<p>Tell us what scares you about the 800 mile distance. It doesn't seem daunting to me (S is going 2000 miles), so I want to encourage you to go to the place that feels right despite that distance. But, first, let's hear what bothers you about it.</p>

<p>Well, I'm not exactly this "street smart," woman of the world if you get my drift, and there are a lot of supports I have to wean myself of before I go to college, I'm just not sure if I am ready. Gosh, I've never even been away to sleep away camp! One part of me wants to start my life anew in a college far from home, another part of me wants to stay close to everything familiar and dear to me. Agnes Scott is a repuatable liberal arts school in the south (higher ranked than Rosemont, another all-women's LAC on my list), but going there would be a big risk that would force me out of my "comfort zone".</p>

<p>Would you like us to help you work through that fear of leaving your comfort zone? Because we can probably help talk you through it. You talked about the feeling you got when there - that tells me you will have a new comfort zone at Agnes Scott. What do you think?</p>

<p>My D was accepted at Agnes Scott last year with a merit scholarship like yours, but opted for an all-women's college in MA. In hindsight, I think she would have been happier at Agnes Scott, given its proximity to Atlanta. </p>

<p>From what I've seen, they have a beautiful campus and a great support system. In addition, I believe you can take classes at Emory and GA Tech. I think this info's on their website somewhere.</p>

<p>My advice would be to follow your intuition. My D was concerned about moving out of her comfort zone, too. In fact, she moved about 2,500 miles away from home. And even though she now wants to transfer schools, none of the transfer schools are close to home. </p>

<p>Good luck with your decision!</p>

<p>Hi, thanks jmmom, I never actually thought about it that way. I did feel very comfortable with the people and the atmosphere on campus at Agnes Scott, and it would be a home away from home. It's just that my parents threaten me that "i'll never make it" at a college so far from home if I continue my bad habits (i.e. procrastination, disorganization, trouble waking up on my own, bad time management) which is absolutely true! I'm sure I have what it takes to be successful at Agnes, I just have to improve upon some things to become more independent and self-sufficient, that's all.</p>

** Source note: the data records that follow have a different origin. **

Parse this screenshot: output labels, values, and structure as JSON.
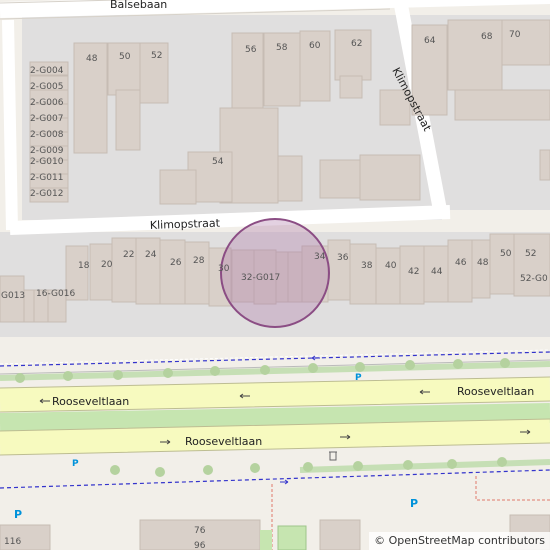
{
  "map": {
    "streets": {
      "balsebaan": "Balsebaan",
      "klimopstraat_h": "Klimopstraat",
      "klimopstraat_v": "Klimopstraat",
      "roosevelt_north": "Rooseveltlaan",
      "roosevelt_east": "Rooseveltlaan",
      "roosevelt_south": "Rooseveltlaan"
    },
    "house_numbers": {
      "n48": "48",
      "n50": "50",
      "n52": "52",
      "n56": "56",
      "n58": "58",
      "n60": "60",
      "n62": "62",
      "n64": "64",
      "n68": "68",
      "n70": "70",
      "n54": "54",
      "g004": "2-G004",
      "g005": "2-G005",
      "g006": "2-G006",
      "g007": "2-G007",
      "g008": "2-G008",
      "g009": "2-G009",
      "g010": "2-G010",
      "g011": "2-G011",
      "g012": "2-G012",
      "r18": "18",
      "r20": "20",
      "r22": "22",
      "r24": "24",
      "r26": "26",
      "r28": "28",
      "r30": "30",
      "r32": "32-G017",
      "r34": "34",
      "r36": "36",
      "r38": "38",
      "r40": "40",
      "r42": "42",
      "r44": "44",
      "r46": "46",
      "r48": "48",
      "r50": "50",
      "r52": "52",
      "r52g": "52-G0",
      "g013": "G013",
      "g016": "16-G016",
      "b76": "76",
      "b96": "96",
      "b116": "116"
    },
    "parking_label": "P",
    "attribution": "© OpenStreetMap contributors"
  }
}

<p>pcaz...thanks for the advice. by the way, what women's college in MA did your D choose?</p>

<p>I would say if your parents threaten you with "i'll never make it" because they help you with bad habits so much at home, it might be better for you to go farther away. After all, college isn't supposed to just continue high school. It should be a time when you have some supports, but basically live independently and learn to take care of yourself. Think about it this way: if you go to college, and your parents are still helping keep track of you, making sure you get assignments in on time, etc., you'll really have trouble when the time comes to have your own home, job, family, and other responsibilities.
Good luck!</p>

i.e. procrastination, disorganization, trouble waking up on my own, bad time management

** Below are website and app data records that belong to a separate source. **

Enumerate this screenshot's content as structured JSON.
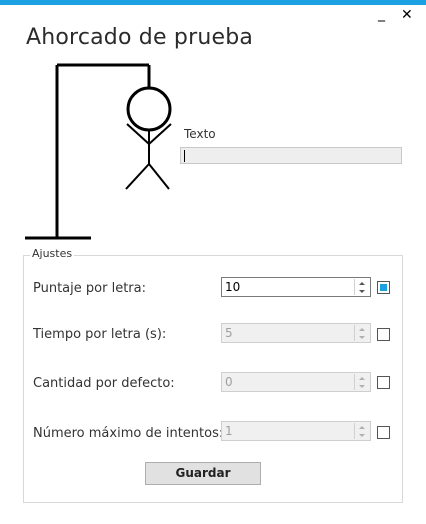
{
  "window": {
    "title": "Ahorcado de prueba",
    "minimize_glyph": "_",
    "close_glyph": "✕",
    "accent_color": "#1ba1e2"
  },
  "hangman": {
    "icon": "hangman-gallows-figure"
  },
  "texto": {
    "label": "Texto",
    "value": ""
  },
  "ajustes": {
    "legend": "Ajustes",
    "rows": [
      {
        "label": "Puntaje por letra:",
        "value": "10",
        "enabled": true,
        "checked": true
      },
      {
        "label": "Tiempo por letra (s):",
        "value": "5",
        "enabled": false,
        "checked": false
      },
      {
        "label": "Cantidad por defecto:",
        "value": "0",
        "enabled": false,
        "checked": false
      },
      {
        "label": "Número máximo de intentos:",
        "value": "1",
        "enabled": false,
        "checked": false
      }
    ],
    "save_label": "Guardar"
  }
}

Well, if we posted this phrase and asked the parents on cc to identify whose kid it was, we'd jam the server all rushing to sign on at once. :)</p>

<p>Agree with CynR that if these are your traits, the best thing you can do is go where you will be on your own. I have complete faith that you will rise to the occasion when you arrive on campus. These traits, if you were saddled with them, would be with you anywhere. They will leave you more quickly when you realize that it is "all up to you." Eventually, it IS all up to you. So no time like the present to get started. That's what college is all about.</p>

<p>Those adolescent traits are something that many kids wallow in while they can and they know instinctively when they can't.</p>

<p>So, I say, go for the one you want - 800 miles be da**ed.</p>

<p>Another thing I am worried about is Agnes Scott's poor retention rate (20% leave after first year) and graduation rate (63%) that I read in US News America's Best Colleges. They are unusually low for a school of its caliber, and this is troubling. This also makes me think I might not make it. Perhaps a lot a grade deflation takes place at Agnes Scott?</p>